_SUPPLIED MATERIAL:_
◆ ◆ ◆
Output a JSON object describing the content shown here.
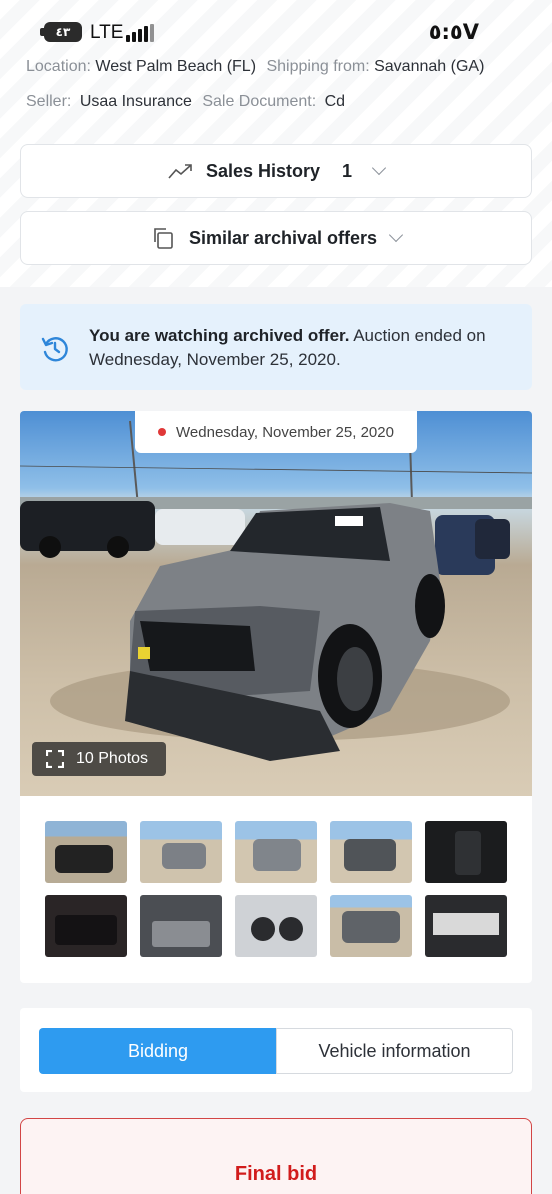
{
  "status_bar": {
    "battery": "٤٣",
    "network": "LTE",
    "time": "٥:٥V"
  },
  "lot_info": {
    "location_label": "Location:",
    "location_value": "West Palm Beach (FL)",
    "shipping_label": "Shipping from:",
    "shipping_value": "Savannah (GA)",
    "seller_label": "Seller:",
    "seller_value": "Usaa Insurance",
    "document_label": "Sale Document:",
    "document_value": "Cd"
  },
  "sales_history": {
    "label": "Sales History",
    "count": "1"
  },
  "similar_offers": {
    "label": "Similar archival offers"
  },
  "notice": {
    "bold": "You are watching archived offer.",
    "rest": " Auction ended on Wednesday, November 25, 2020."
  },
  "gallery": {
    "date": "Wednesday, November 25, 2020",
    "photos_label": "10 Photos"
  },
  "tabs": {
    "bidding": "Bidding",
    "vehicle_info": "Vehicle information"
  },
  "final_bid": {
    "label": "Final bid"
  },
  "colors": {
    "accent": "#2e9bf0",
    "notice_bg": "#e5f1fc",
    "danger": "#d11c1c"
  },
  "icons": [
    "trend-chart-icon",
    "chevron-down-icon",
    "copy-pages-icon",
    "history-icon",
    "fullscreen-icon"
  ]
}
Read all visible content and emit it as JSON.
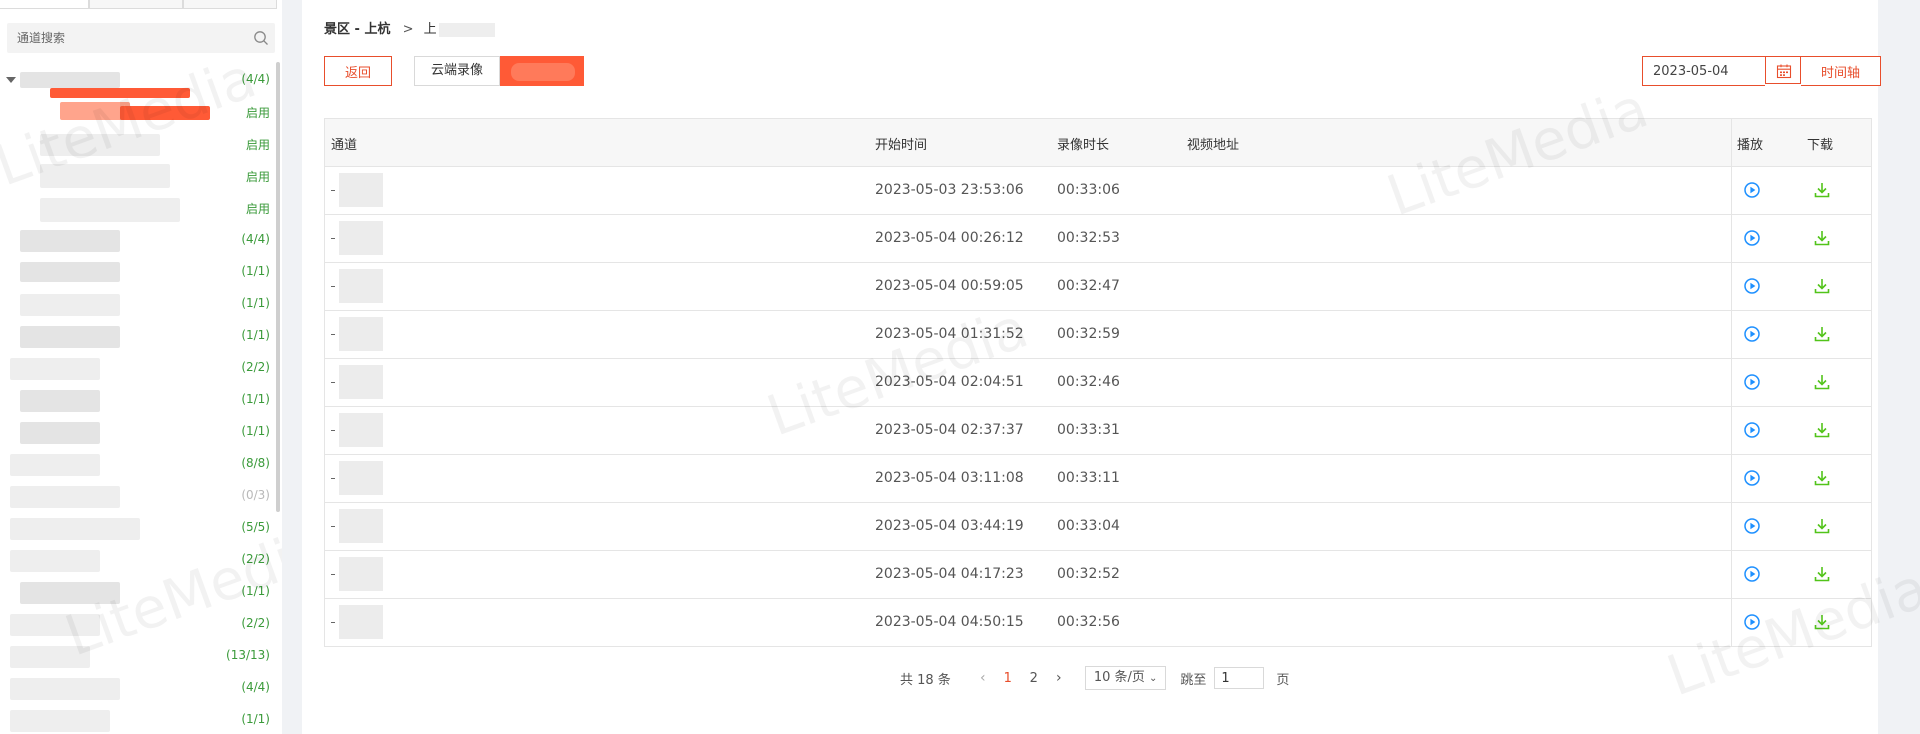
{
  "sidebar": {
    "search_placeholder": "通道搜索",
    "rows": [
      {
        "count": "(4/4)",
        "kind": "count"
      },
      {
        "count": "启用",
        "kind": "status"
      },
      {
        "count": "启用",
        "kind": "status"
      },
      {
        "count": "启用",
        "kind": "status"
      },
      {
        "count": "启用",
        "kind": "status"
      },
      {
        "count": "(4/4)",
        "kind": "count"
      },
      {
        "count": "(1/1)",
        "kind": "count"
      },
      {
        "count": "(1/1)",
        "kind": "count"
      },
      {
        "count": "(1/1)",
        "kind": "count"
      },
      {
        "count": "(2/2)",
        "kind": "count"
      },
      {
        "count": "(1/1)",
        "kind": "count"
      },
      {
        "count": "(1/1)",
        "kind": "count"
      },
      {
        "count": "(8/8)",
        "kind": "count"
      },
      {
        "count": "(0/3)",
        "kind": "dim"
      },
      {
        "count": "(5/5)",
        "kind": "count"
      },
      {
        "count": "(2/2)",
        "kind": "count"
      },
      {
        "count": "(1/1)",
        "kind": "count"
      },
      {
        "count": "(2/2)",
        "kind": "count"
      },
      {
        "count": "(13/13)",
        "kind": "count"
      },
      {
        "count": "(4/4)",
        "kind": "count"
      },
      {
        "count": "(1/1)",
        "kind": "count"
      }
    ]
  },
  "breadcrumb": {
    "root": "景区 - 上杭",
    "sep": ">",
    "current": "上"
  },
  "toolbar": {
    "back_label": "返回",
    "cloud_tab_label": "云端录像",
    "date_value": "2023-05-04",
    "timeline_label": "时间轴"
  },
  "table": {
    "headers": {
      "channel": "通道",
      "start_time": "开始时间",
      "duration": "录像时长",
      "video_url": "视频地址",
      "play": "播放",
      "download": "下载"
    },
    "rows": [
      {
        "start": "2023-05-03 23:53:06",
        "duration": "00:33:06"
      },
      {
        "start": "2023-05-04 00:26:12",
        "duration": "00:32:53"
      },
      {
        "start": "2023-05-04 00:59:05",
        "duration": "00:32:47"
      },
      {
        "start": "2023-05-04 01:31:52",
        "duration": "00:32:59"
      },
      {
        "start": "2023-05-04 02:04:51",
        "duration": "00:32:46"
      },
      {
        "start": "2023-05-04 02:37:37",
        "duration": "00:33:31"
      },
      {
        "start": "2023-05-04 03:11:08",
        "duration": "00:33:11"
      },
      {
        "start": "2023-05-04 03:44:19",
        "duration": "00:33:04"
      },
      {
        "start": "2023-05-04 04:17:23",
        "duration": "00:32:52"
      },
      {
        "start": "2023-05-04 04:50:15",
        "duration": "00:32:56"
      }
    ]
  },
  "pagination": {
    "total": "共 18 条",
    "prev": "‹",
    "pages": [
      "1",
      "2"
    ],
    "next": "›",
    "page_size": "10 条/页",
    "jump_label": "跳至",
    "jump_value": "1",
    "page_suffix": "页"
  },
  "watermark": "LiteMedia",
  "colors": {
    "accent": "#e84e2c",
    "active_tab": "#ff5a36",
    "status_green": "#3a9a3a",
    "play_blue": "#1e90ff",
    "download_green": "#52c41a"
  },
  "icons": {
    "search": "search-icon",
    "calendar": "calendar-icon",
    "play": "play-circle-icon",
    "download": "download-icon",
    "caret": "caret-down-icon"
  }
}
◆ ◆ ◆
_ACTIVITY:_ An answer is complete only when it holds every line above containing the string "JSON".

_SOLUTION FOR THIS EXERCISE:_
Output a JSON object describing the content shown here.
Read all visible content and emit it as JSON.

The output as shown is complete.